NG: I moved to New York in 2016 to do my MFA at Hunter college. For those three years, the studio building functioned in many ways as my primary community center and I’ve treasured taking part in the community and being a facilitator in the cohort.I was equal parts eager and nervous about graduation, to be honest, but I’m happy that since graduating I’ve gotten opportunities to develop and show my work with brilliant artists and venues in New York. My studio is in Gowanus, where I’ve been lashing and knotting Extra Ocular Objects and bundles: assembled performative sculptures that play with alternating points of views and breaking down hierarchies between viewers and objects in spatial assemblages, aka my installations. Some of these works will be featured in a two-person show that will open April 18th at a new artist-run space, Langer Over Dickie, in Chicago. It will be my first visit to the city and I’m really looking forward to spending time in the Midwest, working with a Chicago-based artist, Michael Lopez, and the directors of the space, KT Duffy and Ali Seradge.

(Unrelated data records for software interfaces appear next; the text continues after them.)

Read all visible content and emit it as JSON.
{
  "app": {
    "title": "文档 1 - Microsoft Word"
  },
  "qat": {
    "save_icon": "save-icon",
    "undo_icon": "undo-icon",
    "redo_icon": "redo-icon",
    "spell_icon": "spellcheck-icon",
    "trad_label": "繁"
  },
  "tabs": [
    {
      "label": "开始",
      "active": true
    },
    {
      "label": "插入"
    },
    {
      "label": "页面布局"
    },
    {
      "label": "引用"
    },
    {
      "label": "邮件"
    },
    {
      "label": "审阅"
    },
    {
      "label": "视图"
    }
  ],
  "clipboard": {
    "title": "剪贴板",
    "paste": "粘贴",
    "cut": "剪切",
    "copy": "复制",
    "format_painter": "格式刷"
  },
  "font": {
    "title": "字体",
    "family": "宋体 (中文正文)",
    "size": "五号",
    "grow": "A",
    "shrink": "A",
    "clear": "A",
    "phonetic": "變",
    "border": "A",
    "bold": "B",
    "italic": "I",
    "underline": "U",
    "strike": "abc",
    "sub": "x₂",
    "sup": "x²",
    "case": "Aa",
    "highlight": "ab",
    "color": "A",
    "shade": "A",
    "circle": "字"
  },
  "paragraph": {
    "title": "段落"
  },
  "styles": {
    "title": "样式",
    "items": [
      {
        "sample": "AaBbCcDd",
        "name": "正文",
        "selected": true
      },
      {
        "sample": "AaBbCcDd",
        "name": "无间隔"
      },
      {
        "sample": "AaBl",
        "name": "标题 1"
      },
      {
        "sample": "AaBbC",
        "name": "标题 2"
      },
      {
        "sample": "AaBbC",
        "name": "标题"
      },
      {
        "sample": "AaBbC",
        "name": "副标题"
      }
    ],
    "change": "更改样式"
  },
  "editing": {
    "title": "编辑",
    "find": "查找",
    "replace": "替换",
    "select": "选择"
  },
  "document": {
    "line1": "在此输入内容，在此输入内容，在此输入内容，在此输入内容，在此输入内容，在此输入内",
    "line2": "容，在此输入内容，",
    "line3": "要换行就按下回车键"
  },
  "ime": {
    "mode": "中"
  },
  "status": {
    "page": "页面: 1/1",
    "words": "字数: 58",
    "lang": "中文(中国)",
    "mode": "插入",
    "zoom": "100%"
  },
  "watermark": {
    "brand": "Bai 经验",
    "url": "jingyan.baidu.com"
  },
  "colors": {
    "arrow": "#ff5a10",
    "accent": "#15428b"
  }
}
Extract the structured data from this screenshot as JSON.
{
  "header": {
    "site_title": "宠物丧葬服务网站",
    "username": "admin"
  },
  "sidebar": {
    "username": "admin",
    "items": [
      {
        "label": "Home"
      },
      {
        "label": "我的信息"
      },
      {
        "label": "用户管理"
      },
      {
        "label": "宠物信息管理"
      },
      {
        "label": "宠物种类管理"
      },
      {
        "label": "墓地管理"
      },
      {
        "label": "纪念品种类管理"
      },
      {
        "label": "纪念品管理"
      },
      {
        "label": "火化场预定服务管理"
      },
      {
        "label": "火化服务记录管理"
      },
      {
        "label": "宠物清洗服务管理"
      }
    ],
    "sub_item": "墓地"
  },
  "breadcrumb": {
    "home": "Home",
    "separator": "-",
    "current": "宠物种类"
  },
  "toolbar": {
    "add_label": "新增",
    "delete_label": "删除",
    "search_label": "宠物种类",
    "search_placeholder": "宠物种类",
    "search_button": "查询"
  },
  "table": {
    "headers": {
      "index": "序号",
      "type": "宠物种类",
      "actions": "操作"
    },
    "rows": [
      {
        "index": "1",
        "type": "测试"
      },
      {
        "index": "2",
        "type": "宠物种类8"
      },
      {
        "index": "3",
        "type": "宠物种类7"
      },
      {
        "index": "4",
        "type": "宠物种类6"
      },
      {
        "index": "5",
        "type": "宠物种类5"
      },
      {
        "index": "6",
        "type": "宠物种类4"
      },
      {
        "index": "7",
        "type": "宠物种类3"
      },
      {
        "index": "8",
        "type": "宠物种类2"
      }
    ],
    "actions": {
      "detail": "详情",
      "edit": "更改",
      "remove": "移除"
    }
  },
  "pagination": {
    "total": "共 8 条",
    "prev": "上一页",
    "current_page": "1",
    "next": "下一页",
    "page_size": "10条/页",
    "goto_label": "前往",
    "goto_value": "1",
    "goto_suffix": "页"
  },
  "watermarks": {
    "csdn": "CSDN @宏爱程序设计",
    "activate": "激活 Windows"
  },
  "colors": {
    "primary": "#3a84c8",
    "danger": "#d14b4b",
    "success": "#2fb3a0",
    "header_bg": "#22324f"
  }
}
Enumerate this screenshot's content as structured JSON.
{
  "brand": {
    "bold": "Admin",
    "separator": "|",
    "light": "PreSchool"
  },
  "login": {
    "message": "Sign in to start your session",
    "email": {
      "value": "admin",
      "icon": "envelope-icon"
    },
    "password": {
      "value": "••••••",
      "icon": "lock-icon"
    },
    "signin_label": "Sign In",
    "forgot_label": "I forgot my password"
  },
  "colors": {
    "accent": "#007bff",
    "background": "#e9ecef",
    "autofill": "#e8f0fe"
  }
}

Kristen Clevenson is an art historian and curator. She is the Curatorial Assistant at the Robert Rauschenberg Foundation and an MA candidate in Art History at Hunter College. She has written for multiple publications including Two Coats of Paint and Whitehot Magazine and her research has been published by the Rauschenberg Foundation and in The Oculus, the University of Virginia Undergraduate Research Journal (2018).

Noa Ginzburg is an artist and educator. She studied Medical and Life Sciences in Tel Aviv University and Multi-Disciplinary Art at Shenkar College. Recently she graduated from the MFA Studio Art program at Hunter College in New York (2019), and has shown her work in solo, collective, and group exhibitions in Israel, Colombia, and the US. She teaches visual art in schools in New York.